→ Problem details
Each line that has the string "case" must be copied from the records below.

---------- Data supplied

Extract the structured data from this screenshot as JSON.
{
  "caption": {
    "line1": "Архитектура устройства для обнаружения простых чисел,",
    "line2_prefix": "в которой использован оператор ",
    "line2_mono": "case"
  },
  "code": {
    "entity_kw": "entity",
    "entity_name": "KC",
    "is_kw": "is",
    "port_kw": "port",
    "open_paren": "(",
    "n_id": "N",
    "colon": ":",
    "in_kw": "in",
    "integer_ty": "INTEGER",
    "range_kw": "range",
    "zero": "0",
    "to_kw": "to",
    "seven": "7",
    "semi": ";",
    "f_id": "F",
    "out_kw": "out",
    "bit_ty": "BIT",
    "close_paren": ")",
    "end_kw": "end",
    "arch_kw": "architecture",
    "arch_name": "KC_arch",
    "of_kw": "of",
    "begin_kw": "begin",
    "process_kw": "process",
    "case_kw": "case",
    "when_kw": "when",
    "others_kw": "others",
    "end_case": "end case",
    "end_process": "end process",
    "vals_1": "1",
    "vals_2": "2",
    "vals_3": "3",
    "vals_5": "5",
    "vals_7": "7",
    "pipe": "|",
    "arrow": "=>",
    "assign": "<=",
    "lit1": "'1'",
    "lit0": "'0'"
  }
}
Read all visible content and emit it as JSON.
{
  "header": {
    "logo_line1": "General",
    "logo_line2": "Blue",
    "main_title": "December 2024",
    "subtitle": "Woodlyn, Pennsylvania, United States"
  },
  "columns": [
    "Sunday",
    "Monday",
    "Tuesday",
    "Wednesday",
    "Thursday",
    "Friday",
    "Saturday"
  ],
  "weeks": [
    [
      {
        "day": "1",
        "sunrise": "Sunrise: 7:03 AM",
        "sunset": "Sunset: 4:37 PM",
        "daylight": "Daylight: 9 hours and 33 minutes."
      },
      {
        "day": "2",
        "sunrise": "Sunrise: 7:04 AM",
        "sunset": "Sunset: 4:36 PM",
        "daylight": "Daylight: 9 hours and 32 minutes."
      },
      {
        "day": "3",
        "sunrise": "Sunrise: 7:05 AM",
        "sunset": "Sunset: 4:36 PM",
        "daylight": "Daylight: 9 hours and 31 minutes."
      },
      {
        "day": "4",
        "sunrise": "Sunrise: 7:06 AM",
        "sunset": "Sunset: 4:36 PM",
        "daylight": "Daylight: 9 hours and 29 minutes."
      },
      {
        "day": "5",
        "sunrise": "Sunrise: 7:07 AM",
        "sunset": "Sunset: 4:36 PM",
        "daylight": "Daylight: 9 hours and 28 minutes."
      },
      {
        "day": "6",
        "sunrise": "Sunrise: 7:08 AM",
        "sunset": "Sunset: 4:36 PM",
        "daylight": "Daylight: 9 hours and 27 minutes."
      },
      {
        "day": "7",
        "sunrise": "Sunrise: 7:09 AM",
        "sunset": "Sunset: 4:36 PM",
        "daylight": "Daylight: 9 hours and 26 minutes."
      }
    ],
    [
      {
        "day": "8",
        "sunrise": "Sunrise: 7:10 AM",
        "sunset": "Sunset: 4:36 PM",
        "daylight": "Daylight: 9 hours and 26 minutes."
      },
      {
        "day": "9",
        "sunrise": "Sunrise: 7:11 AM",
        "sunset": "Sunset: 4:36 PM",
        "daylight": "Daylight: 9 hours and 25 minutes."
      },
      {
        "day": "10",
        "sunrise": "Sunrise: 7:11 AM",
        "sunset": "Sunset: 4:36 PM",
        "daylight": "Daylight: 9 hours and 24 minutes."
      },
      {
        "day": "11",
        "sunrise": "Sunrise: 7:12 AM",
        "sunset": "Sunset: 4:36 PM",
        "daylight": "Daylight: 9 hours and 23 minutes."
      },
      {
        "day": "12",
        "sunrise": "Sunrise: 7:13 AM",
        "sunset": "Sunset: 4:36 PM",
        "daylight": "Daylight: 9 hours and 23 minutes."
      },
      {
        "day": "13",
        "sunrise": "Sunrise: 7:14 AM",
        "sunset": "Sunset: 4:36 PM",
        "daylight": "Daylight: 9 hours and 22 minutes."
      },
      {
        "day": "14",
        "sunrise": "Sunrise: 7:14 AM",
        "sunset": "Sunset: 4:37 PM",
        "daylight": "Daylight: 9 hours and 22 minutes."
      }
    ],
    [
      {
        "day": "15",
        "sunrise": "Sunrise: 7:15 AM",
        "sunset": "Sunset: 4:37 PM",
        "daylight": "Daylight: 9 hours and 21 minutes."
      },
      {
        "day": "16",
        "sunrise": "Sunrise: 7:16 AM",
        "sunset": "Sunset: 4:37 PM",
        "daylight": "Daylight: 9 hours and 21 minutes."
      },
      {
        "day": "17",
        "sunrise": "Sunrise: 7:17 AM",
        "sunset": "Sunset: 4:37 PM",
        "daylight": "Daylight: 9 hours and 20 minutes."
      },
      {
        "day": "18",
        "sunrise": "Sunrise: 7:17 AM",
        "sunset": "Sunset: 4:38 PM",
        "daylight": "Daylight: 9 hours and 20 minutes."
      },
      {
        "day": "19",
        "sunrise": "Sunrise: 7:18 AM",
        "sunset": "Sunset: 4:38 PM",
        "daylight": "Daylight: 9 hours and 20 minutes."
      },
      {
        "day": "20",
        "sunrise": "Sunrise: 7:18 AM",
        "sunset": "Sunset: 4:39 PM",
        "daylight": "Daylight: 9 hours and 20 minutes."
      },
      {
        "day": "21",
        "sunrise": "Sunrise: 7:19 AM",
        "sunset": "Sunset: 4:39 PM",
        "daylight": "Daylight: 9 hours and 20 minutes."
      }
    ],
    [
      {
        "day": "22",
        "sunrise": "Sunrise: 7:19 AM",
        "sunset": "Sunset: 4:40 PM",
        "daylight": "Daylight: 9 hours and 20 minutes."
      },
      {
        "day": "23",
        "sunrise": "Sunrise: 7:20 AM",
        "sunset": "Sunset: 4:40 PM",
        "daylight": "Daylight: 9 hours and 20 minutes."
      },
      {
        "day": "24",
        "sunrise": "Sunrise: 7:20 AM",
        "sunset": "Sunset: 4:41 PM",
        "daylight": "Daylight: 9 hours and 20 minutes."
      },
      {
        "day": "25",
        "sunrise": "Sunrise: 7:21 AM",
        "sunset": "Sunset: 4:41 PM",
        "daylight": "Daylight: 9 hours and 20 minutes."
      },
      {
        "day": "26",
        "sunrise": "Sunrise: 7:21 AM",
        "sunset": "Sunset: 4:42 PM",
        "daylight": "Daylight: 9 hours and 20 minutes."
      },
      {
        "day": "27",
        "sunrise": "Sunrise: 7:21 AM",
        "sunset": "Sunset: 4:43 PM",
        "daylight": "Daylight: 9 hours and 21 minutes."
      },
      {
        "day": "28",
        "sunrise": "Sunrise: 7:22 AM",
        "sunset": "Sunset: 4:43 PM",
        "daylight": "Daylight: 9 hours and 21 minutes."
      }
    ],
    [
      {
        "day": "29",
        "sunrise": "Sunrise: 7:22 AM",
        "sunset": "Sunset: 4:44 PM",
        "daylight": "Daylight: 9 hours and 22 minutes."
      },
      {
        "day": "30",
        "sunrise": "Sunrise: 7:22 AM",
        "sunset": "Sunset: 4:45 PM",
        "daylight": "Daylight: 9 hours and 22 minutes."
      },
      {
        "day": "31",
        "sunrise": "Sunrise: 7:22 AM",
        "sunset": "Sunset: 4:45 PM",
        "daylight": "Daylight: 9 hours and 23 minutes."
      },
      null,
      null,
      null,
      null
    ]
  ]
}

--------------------

→ Written answer
    "line2_mono": "case"
    "case_kw": "case",
    "end_case": "end case",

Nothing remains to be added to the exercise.